James Mackintosh notes that the recent correction in the S&P 500 has brought valuations down enough for it to be noticeable.
From the Wall Street Journal:
Only once before have U.S. earnings expectations risen so far, or so fast, as they have this year. Yet, investors couldn’t care less as shares are down. The result is that Wall Street’s favorite valuation measure has fallen at a speed usually only seen in a crisis.
That doesn’t mean stocks are a screaming bargain. But the 12-month forward price/earnings ratio on the S&P 500 has fallen from a 16-year high of 18.6 times adjusted earnings at the end of January to 16.4 times at Tuesday’s close, putting it back to where it stood in 2014
He says that this sort of thing has only really happened before or during crisis periods, like the blowup of Long Term Capital Management in 1998 or the Greek debt crisis in 2010.
I don’t know of any current crises happening today but maybe market participants believe one is on the way?
Or, as Ben Carlson described yesterday, it’s just that multiples are coming down as lower-risk Treasury bonds are offering more competition for capital, now that there’s a yield attached to them.
From A Wealth Of Common Sense:
Rising interest rates and their impact on stock market performance should also be considered from an asset-allocation perspective. Investor capital has to go somewhere — stocks, bonds, cash, real estate or alternative investments — and those allocation decisions are often driven more by relative value than absolute value.

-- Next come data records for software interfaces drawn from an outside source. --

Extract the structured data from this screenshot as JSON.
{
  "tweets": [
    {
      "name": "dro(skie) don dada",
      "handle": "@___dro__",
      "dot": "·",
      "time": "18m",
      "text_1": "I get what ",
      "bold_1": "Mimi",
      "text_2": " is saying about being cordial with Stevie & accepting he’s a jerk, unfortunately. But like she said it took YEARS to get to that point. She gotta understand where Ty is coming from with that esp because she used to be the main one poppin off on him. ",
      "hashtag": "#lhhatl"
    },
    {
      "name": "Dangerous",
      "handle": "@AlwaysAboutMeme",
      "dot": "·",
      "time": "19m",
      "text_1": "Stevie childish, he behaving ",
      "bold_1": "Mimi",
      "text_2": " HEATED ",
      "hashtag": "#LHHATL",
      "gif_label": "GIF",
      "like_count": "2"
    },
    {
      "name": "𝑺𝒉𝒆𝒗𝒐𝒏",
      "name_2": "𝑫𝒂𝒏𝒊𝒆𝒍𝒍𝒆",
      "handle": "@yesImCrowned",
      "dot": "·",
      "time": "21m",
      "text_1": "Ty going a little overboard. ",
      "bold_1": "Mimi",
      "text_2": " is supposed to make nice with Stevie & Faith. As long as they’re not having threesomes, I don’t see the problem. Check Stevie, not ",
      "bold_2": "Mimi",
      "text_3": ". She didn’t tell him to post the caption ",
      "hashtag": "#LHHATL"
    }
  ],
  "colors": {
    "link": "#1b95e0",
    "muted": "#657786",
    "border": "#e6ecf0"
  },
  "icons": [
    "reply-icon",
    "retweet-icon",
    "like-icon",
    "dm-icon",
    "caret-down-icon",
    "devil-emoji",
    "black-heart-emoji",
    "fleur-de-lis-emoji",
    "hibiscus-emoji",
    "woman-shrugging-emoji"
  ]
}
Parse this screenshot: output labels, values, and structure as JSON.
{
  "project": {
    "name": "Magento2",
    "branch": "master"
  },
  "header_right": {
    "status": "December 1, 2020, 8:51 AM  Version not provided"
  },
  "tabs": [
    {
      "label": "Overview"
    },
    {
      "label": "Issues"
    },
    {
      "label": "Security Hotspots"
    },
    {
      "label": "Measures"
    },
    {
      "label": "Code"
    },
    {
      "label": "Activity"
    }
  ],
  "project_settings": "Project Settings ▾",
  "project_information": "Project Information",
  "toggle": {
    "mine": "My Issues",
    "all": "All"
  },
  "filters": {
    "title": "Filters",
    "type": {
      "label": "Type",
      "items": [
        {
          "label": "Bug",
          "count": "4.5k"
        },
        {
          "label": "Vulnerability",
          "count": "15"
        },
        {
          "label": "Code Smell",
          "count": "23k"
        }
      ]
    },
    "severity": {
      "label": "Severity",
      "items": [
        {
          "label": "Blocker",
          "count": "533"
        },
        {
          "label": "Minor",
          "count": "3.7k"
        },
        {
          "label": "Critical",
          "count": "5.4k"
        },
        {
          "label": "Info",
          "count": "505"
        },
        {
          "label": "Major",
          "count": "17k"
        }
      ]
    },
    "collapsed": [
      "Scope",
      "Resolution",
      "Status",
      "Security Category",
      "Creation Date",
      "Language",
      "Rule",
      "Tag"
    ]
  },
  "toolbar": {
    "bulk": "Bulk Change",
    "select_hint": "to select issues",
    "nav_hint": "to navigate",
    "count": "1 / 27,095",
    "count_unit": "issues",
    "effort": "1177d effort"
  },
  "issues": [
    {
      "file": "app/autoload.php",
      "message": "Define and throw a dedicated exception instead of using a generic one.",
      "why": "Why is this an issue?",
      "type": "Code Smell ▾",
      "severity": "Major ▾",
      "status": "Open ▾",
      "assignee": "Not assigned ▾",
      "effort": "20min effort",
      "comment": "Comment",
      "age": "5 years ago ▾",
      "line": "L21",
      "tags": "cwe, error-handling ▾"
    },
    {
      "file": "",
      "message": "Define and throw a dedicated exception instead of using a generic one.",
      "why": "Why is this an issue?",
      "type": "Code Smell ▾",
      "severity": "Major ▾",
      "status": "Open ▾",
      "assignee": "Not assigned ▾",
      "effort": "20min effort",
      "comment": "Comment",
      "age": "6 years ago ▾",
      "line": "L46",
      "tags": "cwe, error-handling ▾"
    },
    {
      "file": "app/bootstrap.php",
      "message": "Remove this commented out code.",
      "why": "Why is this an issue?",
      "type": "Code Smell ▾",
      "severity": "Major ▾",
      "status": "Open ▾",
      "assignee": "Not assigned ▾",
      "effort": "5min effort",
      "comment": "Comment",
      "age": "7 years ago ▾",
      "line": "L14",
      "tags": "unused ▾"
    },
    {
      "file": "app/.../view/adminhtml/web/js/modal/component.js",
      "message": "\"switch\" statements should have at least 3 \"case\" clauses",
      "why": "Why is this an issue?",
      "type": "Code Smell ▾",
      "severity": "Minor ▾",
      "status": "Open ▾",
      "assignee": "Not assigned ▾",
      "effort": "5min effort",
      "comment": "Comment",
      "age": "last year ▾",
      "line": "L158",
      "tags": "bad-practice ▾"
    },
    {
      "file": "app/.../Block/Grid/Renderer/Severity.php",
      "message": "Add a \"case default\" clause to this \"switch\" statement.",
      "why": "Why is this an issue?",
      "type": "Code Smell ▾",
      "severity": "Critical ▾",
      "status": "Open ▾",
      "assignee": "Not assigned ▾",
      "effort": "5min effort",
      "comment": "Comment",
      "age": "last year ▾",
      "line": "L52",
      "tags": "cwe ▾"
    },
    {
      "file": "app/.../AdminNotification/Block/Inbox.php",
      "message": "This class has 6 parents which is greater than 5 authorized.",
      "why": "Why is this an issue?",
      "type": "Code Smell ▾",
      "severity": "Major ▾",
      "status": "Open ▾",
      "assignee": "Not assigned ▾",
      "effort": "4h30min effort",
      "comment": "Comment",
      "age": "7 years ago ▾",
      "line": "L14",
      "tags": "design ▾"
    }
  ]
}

I’d also point out that part of the reason for the collapse in forward P/E, beyond just the fact that stocks have fallen from their highs, is that earnings estimates have shot up during the course of the year. We go into Q2 earnings season with the consensus expecting 18% growth. That same consensus was at 12% growth for S&P earnings when 2018 began.